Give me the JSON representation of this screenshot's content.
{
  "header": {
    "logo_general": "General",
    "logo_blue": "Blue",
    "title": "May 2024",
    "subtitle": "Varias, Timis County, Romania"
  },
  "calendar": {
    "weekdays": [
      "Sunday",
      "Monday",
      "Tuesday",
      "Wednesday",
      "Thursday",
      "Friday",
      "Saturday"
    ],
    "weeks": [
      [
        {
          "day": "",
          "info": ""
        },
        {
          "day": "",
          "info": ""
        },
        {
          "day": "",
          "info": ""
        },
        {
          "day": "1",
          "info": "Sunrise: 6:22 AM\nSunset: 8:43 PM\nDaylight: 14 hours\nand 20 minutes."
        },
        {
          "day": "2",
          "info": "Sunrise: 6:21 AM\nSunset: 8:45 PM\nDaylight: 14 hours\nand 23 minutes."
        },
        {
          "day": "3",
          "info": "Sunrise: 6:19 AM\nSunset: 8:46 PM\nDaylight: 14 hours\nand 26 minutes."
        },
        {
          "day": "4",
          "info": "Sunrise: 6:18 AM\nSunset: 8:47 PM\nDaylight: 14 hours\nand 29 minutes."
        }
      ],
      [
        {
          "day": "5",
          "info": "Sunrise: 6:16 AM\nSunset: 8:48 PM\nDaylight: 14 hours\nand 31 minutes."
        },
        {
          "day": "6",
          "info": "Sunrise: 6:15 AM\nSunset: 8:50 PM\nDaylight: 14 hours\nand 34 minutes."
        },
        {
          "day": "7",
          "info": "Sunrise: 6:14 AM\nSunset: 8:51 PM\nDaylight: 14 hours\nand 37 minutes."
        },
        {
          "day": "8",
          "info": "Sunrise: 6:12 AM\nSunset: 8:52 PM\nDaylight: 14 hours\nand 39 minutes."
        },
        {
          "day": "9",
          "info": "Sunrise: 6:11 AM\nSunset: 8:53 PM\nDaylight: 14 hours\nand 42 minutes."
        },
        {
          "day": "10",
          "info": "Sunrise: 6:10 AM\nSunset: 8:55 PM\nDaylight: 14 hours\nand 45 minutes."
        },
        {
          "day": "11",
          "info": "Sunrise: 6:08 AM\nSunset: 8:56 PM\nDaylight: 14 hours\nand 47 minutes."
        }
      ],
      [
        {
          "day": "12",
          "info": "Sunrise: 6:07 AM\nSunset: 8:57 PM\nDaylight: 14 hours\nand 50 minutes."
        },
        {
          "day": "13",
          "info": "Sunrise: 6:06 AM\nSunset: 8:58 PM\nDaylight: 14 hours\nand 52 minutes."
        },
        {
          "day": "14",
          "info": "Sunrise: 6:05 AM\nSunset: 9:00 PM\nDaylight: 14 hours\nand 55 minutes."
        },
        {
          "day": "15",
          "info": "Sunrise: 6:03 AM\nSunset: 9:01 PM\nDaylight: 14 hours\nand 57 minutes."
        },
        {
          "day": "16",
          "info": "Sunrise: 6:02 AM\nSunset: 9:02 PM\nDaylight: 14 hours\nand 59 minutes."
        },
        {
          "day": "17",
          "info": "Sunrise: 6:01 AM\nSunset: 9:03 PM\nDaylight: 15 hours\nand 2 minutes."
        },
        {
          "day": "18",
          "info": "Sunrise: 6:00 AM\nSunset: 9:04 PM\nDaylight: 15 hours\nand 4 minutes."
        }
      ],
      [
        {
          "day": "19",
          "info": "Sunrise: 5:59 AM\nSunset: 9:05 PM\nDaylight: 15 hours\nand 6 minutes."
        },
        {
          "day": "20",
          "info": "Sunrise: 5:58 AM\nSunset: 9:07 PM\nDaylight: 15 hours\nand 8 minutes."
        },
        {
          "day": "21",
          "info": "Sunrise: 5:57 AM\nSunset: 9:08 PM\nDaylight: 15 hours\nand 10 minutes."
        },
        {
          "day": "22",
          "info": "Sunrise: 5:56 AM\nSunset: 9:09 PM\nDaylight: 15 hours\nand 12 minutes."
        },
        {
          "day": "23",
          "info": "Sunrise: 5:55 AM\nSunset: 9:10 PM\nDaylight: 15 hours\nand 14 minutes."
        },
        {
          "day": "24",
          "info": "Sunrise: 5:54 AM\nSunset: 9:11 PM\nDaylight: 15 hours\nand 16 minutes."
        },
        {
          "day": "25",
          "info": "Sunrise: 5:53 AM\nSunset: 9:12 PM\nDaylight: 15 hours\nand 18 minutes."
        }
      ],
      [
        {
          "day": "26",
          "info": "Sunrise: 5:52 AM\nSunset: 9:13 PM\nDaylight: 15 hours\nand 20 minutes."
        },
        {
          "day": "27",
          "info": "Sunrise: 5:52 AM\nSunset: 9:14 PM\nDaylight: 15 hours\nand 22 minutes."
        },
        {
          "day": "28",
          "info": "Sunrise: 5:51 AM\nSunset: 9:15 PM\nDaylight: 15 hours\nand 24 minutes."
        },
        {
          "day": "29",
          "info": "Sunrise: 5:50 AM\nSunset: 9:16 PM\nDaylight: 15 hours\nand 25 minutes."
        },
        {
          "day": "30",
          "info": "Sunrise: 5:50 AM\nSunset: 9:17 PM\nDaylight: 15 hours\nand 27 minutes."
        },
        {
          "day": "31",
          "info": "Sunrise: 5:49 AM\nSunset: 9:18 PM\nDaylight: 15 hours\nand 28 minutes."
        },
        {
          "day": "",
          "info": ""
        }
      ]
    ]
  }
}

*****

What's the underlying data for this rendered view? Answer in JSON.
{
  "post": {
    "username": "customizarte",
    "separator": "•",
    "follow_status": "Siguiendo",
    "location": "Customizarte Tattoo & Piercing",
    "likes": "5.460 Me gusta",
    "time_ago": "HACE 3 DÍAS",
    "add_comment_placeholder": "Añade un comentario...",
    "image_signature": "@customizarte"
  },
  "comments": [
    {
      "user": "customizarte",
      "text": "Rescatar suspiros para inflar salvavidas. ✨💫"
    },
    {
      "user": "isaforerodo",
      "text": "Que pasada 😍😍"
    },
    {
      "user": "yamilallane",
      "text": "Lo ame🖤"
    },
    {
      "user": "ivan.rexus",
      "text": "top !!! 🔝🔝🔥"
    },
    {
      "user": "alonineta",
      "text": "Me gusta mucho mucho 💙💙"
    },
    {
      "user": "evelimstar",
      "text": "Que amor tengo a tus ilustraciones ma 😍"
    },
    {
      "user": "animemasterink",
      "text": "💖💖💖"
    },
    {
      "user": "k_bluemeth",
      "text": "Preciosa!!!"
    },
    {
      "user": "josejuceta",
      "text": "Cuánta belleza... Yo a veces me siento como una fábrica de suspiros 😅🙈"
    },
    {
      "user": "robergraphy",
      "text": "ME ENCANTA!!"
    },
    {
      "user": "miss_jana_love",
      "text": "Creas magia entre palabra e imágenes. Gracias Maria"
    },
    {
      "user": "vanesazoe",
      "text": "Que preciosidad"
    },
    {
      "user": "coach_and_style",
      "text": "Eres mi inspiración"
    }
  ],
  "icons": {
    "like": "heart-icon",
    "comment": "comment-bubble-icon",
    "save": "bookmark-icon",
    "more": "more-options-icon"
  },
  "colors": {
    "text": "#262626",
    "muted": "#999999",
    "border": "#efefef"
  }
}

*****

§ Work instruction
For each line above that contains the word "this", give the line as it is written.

§ Answer below
Give me the JSON representation of this screenshot's content.
What's the underlying data for this rendered view? Answer in JSON.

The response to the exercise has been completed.